----- INPUT DATA

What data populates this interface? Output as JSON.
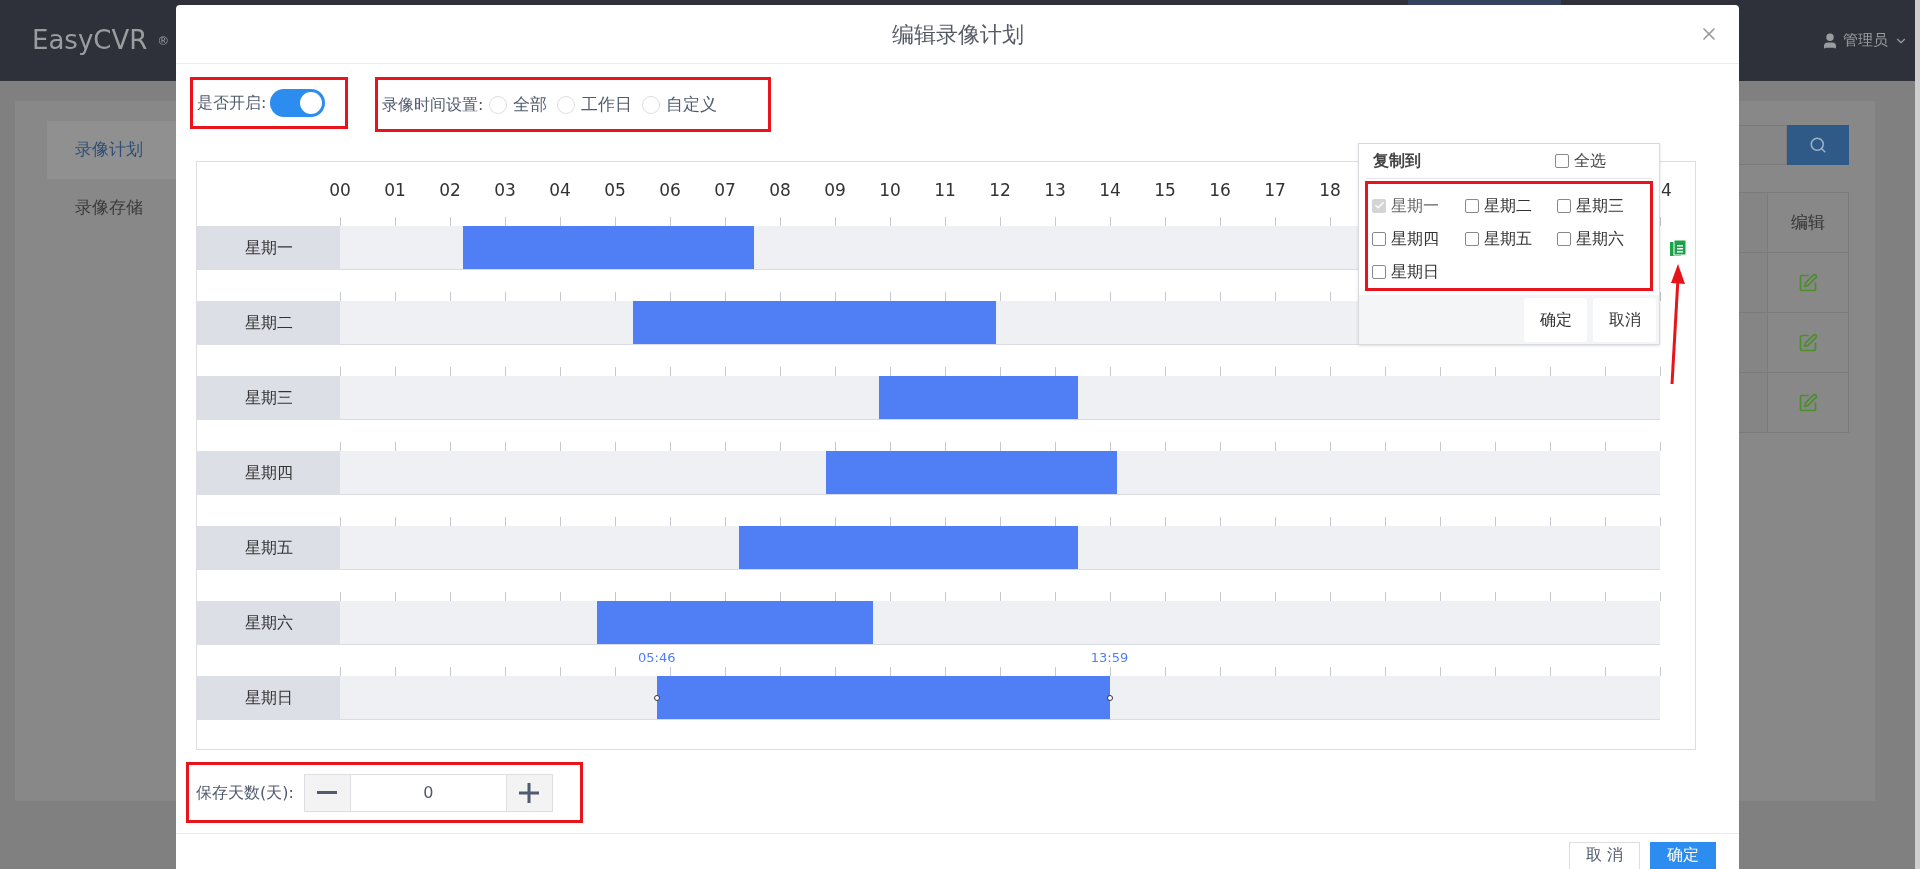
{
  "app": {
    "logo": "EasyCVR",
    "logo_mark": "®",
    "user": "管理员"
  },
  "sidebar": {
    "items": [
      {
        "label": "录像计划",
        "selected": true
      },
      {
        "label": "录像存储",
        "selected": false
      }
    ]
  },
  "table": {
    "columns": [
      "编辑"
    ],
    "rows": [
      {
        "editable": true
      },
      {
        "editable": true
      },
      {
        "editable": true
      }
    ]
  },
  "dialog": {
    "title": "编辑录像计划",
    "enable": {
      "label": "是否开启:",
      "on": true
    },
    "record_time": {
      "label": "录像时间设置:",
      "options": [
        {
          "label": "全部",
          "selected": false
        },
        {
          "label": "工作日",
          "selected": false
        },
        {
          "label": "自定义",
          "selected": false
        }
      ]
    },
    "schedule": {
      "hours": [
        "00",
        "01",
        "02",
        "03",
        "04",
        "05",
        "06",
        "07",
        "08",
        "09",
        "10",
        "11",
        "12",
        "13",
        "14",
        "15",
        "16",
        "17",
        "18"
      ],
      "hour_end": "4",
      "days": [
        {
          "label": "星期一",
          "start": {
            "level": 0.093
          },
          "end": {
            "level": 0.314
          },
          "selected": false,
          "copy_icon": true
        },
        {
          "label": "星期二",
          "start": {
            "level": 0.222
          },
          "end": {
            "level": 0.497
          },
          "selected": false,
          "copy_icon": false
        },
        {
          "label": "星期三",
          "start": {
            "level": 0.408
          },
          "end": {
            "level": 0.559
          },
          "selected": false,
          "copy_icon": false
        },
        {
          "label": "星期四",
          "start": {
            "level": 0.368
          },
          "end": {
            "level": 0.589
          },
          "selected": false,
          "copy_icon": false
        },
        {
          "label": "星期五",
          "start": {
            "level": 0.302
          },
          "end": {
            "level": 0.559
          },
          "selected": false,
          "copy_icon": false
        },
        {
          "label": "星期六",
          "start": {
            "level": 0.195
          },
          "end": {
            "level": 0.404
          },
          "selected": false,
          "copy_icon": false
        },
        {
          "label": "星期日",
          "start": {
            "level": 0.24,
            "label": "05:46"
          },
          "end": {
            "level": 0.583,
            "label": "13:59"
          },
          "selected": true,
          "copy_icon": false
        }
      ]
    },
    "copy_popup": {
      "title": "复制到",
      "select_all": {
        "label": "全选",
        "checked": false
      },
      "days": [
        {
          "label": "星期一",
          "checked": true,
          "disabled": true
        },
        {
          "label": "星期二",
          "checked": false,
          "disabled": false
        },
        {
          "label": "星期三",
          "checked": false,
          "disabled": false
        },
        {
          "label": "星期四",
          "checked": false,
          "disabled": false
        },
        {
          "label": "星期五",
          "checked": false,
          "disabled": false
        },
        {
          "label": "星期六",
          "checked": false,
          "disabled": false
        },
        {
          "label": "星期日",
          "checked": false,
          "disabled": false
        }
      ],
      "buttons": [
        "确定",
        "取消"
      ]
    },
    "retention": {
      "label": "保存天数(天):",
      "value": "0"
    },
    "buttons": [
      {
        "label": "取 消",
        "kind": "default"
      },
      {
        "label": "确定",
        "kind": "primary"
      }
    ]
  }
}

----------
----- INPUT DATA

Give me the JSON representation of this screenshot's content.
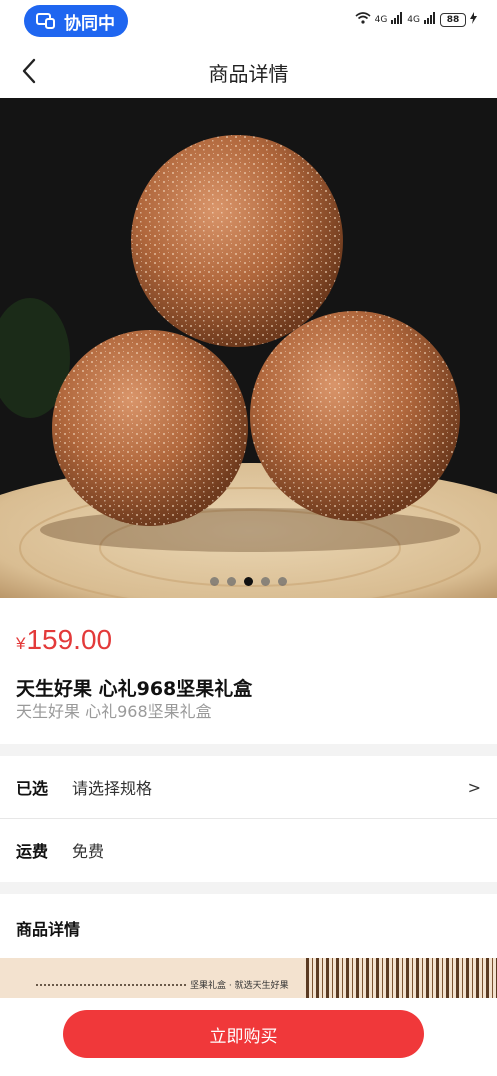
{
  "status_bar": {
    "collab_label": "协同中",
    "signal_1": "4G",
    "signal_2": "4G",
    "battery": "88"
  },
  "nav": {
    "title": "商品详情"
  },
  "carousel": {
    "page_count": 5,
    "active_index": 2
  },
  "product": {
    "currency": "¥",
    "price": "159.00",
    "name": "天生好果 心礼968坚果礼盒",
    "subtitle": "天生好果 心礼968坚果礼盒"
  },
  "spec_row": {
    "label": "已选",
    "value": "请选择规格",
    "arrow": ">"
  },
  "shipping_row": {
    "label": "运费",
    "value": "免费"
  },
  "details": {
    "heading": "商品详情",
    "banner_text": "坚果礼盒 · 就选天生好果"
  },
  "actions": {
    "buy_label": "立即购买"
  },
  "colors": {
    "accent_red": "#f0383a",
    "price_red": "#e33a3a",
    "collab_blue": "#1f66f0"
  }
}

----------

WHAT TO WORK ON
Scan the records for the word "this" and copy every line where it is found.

SOLUTION
What data populates this interface? Output as JSON.
Give me the JSON representation of this screenshot's content.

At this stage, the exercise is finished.